WORK REQUIRED: Draw out every line with the word "CTRL" from the listing below.

(WORKING DATA Opens)

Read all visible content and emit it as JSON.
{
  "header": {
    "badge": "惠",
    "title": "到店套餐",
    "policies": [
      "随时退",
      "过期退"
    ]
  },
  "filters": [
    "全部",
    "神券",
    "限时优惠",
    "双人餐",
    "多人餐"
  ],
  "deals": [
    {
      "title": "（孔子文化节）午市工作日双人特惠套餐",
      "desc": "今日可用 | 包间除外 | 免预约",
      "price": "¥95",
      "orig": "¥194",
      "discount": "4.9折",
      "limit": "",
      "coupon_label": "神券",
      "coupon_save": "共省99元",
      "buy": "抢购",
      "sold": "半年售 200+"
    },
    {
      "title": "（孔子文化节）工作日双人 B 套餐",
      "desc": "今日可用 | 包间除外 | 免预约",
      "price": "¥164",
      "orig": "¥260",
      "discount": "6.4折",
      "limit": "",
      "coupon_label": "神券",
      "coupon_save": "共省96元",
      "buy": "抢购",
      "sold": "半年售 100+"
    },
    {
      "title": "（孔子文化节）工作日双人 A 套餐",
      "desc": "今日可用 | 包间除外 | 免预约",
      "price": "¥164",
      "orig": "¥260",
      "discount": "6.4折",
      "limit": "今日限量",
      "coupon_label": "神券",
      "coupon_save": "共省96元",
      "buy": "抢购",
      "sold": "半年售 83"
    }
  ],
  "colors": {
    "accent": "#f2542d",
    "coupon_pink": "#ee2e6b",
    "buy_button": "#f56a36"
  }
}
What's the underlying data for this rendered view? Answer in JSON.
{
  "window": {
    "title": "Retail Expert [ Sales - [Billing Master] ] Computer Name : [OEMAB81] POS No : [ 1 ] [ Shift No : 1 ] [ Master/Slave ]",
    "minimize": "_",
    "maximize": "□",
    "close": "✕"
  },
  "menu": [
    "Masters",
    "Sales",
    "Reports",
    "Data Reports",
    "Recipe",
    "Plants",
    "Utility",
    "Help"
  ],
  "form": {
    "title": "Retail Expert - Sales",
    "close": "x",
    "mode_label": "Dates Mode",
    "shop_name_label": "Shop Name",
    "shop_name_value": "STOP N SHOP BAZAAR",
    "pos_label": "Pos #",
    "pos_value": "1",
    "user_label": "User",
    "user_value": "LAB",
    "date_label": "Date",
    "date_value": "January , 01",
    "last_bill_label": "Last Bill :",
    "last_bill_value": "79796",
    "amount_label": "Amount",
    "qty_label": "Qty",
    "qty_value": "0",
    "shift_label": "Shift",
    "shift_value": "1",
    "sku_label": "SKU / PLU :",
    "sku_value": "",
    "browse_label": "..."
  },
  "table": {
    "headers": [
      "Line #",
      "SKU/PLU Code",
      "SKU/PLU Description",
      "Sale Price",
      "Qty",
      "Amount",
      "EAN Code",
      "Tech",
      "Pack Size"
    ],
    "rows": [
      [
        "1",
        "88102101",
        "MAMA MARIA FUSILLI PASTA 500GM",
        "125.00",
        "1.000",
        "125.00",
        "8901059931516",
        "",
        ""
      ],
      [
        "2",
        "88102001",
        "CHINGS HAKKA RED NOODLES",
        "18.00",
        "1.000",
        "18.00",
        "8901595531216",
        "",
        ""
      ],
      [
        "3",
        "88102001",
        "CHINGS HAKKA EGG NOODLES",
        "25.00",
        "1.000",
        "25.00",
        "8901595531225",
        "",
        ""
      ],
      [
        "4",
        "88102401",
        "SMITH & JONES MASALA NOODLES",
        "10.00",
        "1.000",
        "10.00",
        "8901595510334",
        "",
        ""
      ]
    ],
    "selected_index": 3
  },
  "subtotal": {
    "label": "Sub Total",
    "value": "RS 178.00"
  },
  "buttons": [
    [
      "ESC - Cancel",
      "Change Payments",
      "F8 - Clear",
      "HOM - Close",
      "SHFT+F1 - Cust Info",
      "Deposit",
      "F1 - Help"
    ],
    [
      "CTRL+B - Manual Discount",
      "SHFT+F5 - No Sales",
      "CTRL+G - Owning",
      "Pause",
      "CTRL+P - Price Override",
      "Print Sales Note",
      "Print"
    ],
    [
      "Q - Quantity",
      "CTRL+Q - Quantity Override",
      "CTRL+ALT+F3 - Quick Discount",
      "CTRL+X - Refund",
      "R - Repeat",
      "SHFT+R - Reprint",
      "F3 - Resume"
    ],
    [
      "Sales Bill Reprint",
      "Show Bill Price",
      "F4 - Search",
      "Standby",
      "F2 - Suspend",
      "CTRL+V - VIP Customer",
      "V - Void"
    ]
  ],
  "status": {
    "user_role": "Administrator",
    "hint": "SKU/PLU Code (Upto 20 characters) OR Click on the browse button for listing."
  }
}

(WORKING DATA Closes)

EXERCISE RESPONSE:
      "CTRL+B - Manual Discount",
      "CTRL+G - Owning",
      "CTRL+P - Price Override",
      "CTRL+Q - Quantity Override",
      "CTRL+ALT+F3 - Quick Discount",
      "CTRL+X - Refund",
      "CTRL+V - VIP Customer",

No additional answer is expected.